India, with its vast airspace, maintains an advanced Air Defence Ground Environment System. This system, along with the civilian air traffic control, is responsible for the detection, identification and, if necessary, the interception of aircraft in Indian airspace. The air defence network is also in the process of being upgraded to cater for ballistic missile threats. Before examining the system in detail, a quick overview is in order. India's air defence network is essentially divided into two parts - the Air Defence Ground Environment System (ADGES) and the Base Air Defence Zones (BADZ). These two components are closely linked and share information relating to air defence tasks. The Air Defence Ground Environment System consists of an array of radars along the western and northern borders as well as a network of mobile systems in the northeast and south of the country – the latter two areas being as yet less covered by radars.

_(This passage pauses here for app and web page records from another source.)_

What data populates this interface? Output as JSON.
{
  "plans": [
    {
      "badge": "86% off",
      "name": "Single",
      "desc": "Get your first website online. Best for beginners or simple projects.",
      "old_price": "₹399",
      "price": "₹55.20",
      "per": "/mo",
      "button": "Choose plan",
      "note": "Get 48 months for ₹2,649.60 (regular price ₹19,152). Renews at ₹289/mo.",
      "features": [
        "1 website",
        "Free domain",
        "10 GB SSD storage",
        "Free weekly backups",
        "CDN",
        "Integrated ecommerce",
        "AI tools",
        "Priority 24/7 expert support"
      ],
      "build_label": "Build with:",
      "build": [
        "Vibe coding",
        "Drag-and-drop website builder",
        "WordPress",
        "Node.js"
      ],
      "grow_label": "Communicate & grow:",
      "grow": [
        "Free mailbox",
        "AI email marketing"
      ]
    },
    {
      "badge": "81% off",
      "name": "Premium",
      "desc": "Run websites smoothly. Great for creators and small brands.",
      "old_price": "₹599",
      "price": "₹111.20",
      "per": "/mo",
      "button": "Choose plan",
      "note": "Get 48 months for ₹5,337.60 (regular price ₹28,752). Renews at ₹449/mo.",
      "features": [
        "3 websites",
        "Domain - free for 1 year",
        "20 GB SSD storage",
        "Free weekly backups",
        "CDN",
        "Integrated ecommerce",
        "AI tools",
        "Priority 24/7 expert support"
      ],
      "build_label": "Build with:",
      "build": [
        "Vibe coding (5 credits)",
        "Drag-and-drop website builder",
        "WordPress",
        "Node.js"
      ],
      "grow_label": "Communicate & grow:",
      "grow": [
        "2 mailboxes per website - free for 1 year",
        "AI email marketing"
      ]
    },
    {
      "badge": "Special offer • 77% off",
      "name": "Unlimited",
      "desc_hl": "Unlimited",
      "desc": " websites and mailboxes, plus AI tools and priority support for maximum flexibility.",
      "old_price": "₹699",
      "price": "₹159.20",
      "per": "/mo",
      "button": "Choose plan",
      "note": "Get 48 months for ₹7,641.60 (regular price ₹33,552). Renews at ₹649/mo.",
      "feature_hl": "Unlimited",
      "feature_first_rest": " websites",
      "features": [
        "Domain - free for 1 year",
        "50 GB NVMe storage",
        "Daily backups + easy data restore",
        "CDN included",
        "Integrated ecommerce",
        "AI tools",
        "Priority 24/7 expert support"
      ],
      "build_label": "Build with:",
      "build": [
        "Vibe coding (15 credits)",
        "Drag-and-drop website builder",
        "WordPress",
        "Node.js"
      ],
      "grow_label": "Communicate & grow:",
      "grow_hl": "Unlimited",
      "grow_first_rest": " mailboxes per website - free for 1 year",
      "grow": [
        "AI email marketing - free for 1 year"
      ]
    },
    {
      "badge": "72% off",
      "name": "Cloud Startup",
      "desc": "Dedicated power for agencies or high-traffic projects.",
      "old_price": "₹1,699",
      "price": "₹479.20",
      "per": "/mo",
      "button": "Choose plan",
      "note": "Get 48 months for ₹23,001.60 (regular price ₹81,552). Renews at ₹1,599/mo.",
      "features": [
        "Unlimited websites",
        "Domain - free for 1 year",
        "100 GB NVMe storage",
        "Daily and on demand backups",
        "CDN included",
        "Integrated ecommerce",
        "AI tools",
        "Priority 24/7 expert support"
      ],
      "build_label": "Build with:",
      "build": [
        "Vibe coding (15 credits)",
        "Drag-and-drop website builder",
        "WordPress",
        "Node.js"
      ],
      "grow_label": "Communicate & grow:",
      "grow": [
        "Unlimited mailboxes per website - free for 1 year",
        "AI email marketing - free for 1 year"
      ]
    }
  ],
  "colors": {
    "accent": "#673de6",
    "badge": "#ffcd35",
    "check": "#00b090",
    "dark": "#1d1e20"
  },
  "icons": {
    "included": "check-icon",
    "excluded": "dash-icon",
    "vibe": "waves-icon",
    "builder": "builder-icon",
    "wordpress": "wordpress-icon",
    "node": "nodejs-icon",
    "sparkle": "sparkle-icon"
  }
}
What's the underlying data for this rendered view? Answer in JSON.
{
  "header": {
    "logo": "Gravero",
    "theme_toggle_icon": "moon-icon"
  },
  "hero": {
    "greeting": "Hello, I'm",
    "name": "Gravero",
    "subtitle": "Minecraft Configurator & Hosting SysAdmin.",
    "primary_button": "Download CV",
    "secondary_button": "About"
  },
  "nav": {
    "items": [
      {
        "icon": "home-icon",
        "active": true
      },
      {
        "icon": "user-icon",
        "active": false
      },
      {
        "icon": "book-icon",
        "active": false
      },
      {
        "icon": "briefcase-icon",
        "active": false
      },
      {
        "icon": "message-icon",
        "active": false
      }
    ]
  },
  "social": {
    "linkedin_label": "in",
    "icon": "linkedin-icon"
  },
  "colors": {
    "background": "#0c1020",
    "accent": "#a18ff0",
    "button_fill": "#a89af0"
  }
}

The ADGES network is responsible for overall airspace management and detection of intruders. The ADGES also controls and coordinates the air defences for large area targets. The Base Air Defence Zones, as the name implies, are tasked with the defence of high value targets – air bases, nuclear installations and key military installations. The BADZ is a scaled down ADGES network, limited to an arc of 100km. The BADZ is a far more concentrated air defence environment than the ADGES and provides the only gap-free air defence cove